» Exercise description
Only lines containing the word "JSON" belong in the answer; copy each one from the records.

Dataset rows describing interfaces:
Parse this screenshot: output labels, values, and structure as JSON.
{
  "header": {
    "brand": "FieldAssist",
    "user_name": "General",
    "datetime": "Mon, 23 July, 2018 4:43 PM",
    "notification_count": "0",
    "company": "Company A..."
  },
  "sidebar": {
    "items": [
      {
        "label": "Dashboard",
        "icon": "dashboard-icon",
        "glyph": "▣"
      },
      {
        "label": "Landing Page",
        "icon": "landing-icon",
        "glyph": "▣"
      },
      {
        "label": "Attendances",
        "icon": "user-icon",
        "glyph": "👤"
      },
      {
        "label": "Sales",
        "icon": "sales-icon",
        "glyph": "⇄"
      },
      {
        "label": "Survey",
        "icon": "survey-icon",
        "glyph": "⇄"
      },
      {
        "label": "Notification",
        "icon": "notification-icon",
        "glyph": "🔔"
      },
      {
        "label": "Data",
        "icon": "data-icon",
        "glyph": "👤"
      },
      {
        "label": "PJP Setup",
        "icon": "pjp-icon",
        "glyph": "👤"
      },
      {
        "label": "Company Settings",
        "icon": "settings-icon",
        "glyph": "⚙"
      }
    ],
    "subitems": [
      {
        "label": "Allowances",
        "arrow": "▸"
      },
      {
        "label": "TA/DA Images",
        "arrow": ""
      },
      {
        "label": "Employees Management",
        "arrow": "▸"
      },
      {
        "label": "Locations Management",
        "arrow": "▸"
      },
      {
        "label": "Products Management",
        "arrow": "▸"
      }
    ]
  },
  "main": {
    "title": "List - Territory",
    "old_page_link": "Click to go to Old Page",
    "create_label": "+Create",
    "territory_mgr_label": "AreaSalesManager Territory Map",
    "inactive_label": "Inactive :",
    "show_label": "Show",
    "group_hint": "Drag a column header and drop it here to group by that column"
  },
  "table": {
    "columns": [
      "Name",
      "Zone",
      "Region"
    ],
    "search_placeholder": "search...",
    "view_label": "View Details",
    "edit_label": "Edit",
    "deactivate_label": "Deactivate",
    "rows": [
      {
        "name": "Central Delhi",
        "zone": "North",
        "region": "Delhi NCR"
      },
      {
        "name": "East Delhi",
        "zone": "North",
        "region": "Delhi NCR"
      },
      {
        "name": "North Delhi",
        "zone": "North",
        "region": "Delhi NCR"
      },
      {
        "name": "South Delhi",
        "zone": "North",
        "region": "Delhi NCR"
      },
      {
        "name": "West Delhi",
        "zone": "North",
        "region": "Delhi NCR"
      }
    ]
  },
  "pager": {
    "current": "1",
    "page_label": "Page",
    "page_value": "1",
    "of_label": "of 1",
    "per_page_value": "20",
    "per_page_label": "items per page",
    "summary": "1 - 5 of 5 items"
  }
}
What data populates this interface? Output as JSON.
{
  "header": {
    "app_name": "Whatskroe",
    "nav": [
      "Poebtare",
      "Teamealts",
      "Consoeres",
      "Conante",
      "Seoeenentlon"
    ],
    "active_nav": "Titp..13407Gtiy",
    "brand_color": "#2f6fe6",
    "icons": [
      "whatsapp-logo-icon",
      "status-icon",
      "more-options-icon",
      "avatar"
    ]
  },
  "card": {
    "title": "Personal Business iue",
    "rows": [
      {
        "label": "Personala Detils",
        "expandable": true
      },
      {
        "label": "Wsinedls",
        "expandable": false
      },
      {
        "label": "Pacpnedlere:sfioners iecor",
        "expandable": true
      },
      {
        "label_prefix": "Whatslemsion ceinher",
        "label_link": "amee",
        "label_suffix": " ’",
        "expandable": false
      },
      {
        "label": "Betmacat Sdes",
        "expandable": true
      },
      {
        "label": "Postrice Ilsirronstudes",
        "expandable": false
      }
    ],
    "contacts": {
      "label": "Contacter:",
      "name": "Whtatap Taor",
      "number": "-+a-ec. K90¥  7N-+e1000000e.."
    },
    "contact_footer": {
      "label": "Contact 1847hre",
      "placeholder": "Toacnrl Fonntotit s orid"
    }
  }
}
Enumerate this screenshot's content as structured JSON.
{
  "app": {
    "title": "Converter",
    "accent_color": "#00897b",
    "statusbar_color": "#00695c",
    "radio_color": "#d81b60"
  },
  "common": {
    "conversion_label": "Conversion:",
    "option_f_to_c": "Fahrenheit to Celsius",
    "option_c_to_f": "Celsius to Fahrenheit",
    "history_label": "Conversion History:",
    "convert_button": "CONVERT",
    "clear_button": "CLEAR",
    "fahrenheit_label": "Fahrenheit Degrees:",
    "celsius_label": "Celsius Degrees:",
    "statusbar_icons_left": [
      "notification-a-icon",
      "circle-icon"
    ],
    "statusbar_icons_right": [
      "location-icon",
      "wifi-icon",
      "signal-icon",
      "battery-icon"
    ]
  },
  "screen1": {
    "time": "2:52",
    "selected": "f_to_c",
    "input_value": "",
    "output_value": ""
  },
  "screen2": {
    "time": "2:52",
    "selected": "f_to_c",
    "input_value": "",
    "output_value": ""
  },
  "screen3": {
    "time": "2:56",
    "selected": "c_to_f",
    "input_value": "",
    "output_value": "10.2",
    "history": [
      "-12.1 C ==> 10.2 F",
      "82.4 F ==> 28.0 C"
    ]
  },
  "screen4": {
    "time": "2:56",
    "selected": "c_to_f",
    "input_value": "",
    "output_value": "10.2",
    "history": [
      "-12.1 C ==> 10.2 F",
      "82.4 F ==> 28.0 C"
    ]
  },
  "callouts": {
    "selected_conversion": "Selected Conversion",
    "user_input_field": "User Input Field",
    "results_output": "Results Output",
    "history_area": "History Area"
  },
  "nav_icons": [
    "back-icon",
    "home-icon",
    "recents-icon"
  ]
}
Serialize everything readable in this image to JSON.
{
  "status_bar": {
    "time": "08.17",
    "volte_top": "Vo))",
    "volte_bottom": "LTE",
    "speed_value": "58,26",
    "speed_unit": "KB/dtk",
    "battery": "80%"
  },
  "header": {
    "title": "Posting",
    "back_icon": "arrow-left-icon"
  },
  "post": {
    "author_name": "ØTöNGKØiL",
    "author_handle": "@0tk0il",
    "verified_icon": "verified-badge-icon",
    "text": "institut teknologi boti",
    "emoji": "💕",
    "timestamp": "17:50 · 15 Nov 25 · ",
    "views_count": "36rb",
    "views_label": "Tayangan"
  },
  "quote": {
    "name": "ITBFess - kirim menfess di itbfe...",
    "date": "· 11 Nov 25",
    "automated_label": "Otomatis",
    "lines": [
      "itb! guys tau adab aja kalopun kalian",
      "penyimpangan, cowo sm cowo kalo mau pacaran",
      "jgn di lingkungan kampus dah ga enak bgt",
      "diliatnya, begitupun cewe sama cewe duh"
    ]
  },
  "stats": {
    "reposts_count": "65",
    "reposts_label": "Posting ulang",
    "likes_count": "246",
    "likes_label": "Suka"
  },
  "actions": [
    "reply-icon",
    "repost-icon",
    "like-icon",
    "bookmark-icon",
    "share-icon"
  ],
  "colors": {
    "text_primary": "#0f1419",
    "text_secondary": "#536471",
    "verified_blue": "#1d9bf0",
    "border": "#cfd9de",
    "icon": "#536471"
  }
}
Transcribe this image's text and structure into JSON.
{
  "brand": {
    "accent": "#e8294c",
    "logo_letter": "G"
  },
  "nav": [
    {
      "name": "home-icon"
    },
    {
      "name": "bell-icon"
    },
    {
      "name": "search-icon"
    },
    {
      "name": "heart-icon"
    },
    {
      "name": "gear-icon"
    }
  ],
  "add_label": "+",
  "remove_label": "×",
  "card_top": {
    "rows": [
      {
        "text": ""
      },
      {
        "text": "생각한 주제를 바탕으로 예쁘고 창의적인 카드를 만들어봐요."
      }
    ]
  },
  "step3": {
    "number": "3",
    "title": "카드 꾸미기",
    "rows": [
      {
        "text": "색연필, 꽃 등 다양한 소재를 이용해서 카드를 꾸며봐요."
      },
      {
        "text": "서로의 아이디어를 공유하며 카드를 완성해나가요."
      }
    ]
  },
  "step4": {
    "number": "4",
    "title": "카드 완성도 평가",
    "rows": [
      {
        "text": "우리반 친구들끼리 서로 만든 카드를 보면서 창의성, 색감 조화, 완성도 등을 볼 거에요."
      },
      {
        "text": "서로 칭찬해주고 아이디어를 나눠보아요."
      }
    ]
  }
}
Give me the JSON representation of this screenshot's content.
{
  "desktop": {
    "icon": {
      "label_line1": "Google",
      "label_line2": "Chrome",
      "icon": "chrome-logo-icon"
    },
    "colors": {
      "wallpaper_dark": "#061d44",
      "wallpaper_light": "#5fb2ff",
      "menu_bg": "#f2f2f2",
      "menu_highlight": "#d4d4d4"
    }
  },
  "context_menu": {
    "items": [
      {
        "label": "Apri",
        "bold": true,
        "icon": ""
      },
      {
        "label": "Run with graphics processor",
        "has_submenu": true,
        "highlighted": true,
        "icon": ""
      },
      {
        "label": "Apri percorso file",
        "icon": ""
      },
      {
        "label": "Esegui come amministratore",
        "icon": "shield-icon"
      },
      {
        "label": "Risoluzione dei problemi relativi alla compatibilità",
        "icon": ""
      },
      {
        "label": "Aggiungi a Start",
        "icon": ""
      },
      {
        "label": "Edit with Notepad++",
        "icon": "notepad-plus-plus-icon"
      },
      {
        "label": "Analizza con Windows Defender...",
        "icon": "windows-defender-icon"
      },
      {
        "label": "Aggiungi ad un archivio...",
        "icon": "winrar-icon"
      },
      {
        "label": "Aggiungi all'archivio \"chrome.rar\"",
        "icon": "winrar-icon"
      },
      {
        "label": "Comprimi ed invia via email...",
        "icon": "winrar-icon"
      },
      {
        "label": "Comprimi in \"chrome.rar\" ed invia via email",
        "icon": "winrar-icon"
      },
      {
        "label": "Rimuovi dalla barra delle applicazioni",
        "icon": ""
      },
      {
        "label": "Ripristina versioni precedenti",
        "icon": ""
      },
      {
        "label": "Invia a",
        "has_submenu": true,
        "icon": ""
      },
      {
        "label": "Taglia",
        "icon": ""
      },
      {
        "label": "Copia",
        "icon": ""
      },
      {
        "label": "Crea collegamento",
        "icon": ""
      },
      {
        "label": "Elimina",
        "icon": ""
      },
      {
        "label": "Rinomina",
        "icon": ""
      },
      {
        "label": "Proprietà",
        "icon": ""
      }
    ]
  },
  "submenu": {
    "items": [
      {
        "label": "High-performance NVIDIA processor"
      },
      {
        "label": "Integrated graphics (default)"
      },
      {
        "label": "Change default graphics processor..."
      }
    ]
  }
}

» Exercise output
Parse this screenshot: output labels, values, and structure as JSON.
What data populates this interface? Output as JSON.
Enumerate this screenshot's content as structured JSON.
Serialize everything readable in this image to JSON.
Transcribe this image's text and structure into JSON.
Give me the JSON representation of this screenshot's content.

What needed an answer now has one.